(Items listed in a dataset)

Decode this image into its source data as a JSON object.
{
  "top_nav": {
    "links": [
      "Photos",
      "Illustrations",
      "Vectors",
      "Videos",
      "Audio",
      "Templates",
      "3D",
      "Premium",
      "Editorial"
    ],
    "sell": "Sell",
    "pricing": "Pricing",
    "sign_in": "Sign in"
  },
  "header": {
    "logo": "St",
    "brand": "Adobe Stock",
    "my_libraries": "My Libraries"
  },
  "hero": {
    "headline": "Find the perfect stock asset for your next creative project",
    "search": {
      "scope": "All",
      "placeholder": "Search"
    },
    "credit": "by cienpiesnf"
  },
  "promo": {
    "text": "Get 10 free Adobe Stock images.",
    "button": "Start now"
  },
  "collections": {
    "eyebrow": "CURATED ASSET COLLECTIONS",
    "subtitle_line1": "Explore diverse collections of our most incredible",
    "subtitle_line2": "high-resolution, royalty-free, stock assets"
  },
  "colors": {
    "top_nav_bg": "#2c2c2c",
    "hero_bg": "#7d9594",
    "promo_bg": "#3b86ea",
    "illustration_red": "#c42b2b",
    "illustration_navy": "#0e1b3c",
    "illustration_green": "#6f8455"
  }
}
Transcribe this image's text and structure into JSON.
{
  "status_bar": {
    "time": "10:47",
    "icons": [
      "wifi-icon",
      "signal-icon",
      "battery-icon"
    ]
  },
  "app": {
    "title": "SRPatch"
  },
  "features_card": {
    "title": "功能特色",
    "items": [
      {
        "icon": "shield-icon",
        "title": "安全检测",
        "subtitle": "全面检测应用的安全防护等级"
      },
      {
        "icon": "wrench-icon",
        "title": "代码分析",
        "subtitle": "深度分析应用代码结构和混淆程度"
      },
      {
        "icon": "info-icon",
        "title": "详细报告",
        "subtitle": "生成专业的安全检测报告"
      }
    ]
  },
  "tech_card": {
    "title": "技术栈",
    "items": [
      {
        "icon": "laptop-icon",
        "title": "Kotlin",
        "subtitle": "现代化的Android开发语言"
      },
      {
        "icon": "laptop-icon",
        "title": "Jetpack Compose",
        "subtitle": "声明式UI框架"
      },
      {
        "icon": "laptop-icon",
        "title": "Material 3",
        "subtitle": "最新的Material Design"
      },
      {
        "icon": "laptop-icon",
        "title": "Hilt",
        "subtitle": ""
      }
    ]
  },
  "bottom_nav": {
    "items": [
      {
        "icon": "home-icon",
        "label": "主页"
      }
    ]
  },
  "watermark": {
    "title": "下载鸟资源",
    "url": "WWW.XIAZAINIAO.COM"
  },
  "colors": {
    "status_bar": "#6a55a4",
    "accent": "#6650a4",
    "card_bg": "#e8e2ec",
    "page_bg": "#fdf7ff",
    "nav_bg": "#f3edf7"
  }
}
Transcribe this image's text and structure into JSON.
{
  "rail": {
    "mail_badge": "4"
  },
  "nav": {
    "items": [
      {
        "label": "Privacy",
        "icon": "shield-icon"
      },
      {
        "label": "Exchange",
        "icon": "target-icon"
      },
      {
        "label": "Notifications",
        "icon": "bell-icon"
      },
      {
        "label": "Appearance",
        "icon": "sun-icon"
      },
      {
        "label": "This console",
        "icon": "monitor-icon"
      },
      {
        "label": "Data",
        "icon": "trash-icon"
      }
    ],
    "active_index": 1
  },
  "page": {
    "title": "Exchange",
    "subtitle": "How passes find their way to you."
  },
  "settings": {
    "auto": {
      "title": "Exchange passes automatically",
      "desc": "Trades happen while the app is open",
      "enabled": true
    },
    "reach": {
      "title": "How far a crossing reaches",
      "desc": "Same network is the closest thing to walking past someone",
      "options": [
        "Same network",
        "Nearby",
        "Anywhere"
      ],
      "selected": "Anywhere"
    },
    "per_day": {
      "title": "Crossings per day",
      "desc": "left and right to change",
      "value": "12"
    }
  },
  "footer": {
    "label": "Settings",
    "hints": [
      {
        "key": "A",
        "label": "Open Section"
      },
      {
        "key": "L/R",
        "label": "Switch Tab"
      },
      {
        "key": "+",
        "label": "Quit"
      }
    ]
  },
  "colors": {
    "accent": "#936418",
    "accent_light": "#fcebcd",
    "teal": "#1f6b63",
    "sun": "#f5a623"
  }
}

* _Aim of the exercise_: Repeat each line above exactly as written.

* _Answer section_:
Decode this image into its source data as a JSON object.
{
  "top_nav": {
    "links": [
      "Photos",
      "Illustrations",
      "Vectors",
      "Videos",
      "Audio",
      "Templates",
      "3D",
      "Premium",
      "Editorial"
    ],
    "sell": "Sell",
    "pricing": "Pricing",
    "sign_in": "Sign in"
  },
  "header": {
    "logo": "St",
    "brand": "Adobe Stock",
    "my_libraries": "My Libraries"
  },
  "hero": {
    "headline": "Find the perfect stock asset for your next creative project",
    "search": {
      "scope": "All",
      "placeholder": "Search"
    },
    "credit": "by cienpiesnf"
  },
  "promo": {
    "text": "Get 10 free Adobe Stock images.",
    "button": "Start now"
  },
  "collections": {
    "eyebrow": "CURATED ASSET COLLECTIONS",
    "subtitle_line1": "Explore diverse collections of our most incredible",
    "subtitle_line2": "high-resolution, royalty-free, stock assets"
  },
  "colors": {
    "top_nav_bg": "#2c2c2c",
    "hero_bg": "#7d9594",
    "promo_bg": "#3b86ea",
    "illustration_red": "#c42b2b",
    "illustration_navy": "#0e1b3c",
    "illustration_green": "#6f8455"
  }
}
Transcribe this image's text and structure into JSON.
{
  "status_bar": {
    "time": "10:47",
    "icons": [
      "wifi-icon",
      "signal-icon",
      "battery-icon"
    ]
  },
  "app": {
    "title": "SRPatch"
  },
  "features_card": {
    "title": "功能特色",
    "items": [
      {
        "icon": "shield-icon",
        "title": "安全检测",
        "subtitle": "全面检测应用的安全防护等级"
      },
      {
        "icon": "wrench-icon",
        "title": "代码分析",
        "subtitle": "深度分析应用代码结构和混淆程度"
      },
      {
        "icon": "info-icon",
        "title": "详细报告",
        "subtitle": "生成专业的安全检测报告"
      }
    ]
  },
  "tech_card": {
    "title": "技术栈",
    "items": [
      {
        "icon": "laptop-icon",
        "title": "Kotlin",
        "subtitle": "现代化的Android开发语言"
      },
      {
        "icon": "laptop-icon",
        "title": "Jetpack Compose",
        "subtitle": "声明式UI框架"
      },
      {
        "icon": "laptop-icon",
        "title": "Material 3",
        "subtitle": "最新的Material Design"
      },
      {
        "icon": "laptop-icon",
        "title": "Hilt",
        "subtitle": ""
      }
    ]
  },
  "bottom_nav": {
    "items": [
      {
        "icon": "home-icon",
        "label": "主页"
      }
    ]
  },
  "watermark": {
    "title": "下载鸟资源",
    "url": "WWW.XIAZAINIAO.COM"
  },
  "colors": {
    "status_bar": "#6a55a4",
    "accent": "#6650a4",
    "card_bg": "#e8e2ec",
    "page_bg": "#fdf7ff",
    "nav_bg": "#f3edf7"
  }
}
Transcribe this image's text and structure into JSON.
{
  "rail": {
    "mail_badge": "4"
  },
  "nav": {
    "items": [
      {
        "label": "Privacy",
        "icon": "shield-icon"
      },
      {
        "label": "Exchange",
        "icon": "target-icon"
      },
      {
        "label": "Notifications",
        "icon": "bell-icon"
      },
      {
        "label": "Appearance",
        "icon": "sun-icon"
      },
      {
        "label": "This console",
        "icon": "monitor-icon"
      },
      {
        "label": "Data",
        "icon": "trash-icon"
      }
    ],
    "active_index": 1
  },
  "page": {
    "title": "Exchange",
    "subtitle": "How passes find their way to you."
  },
  "settings": {
    "auto": {
      "title": "Exchange passes automatically",
      "desc": "Trades happen while the app is open",
      "enabled": true
    },
    "reach": {
      "title": "How far a crossing reaches",
      "desc": "Same network is the closest thing to walking past someone",
      "options": [
        "Same network",
        "Nearby",
        "Anywhere"
      ],
      "selected": "Anywhere"
    },
    "per_day": {
      "title": "Crossings per day",
      "desc": "left and right to change",
      "value": "12"
    }
  },
  "footer": {
    "label": "Settings",
    "hints": [
      {
        "key": "A",
        "label": "Open Section"
      },
      {
        "key": "L/R",
        "label": "Switch Tab"
      },
      {
        "key": "+",
        "label": "Quit"
      }
    ]
  },
  "colors": {
    "accent": "#936418",
    "accent_light": "#fcebcd",
    "teal": "#1f6b63",
    "sun": "#f5a623"
  }
}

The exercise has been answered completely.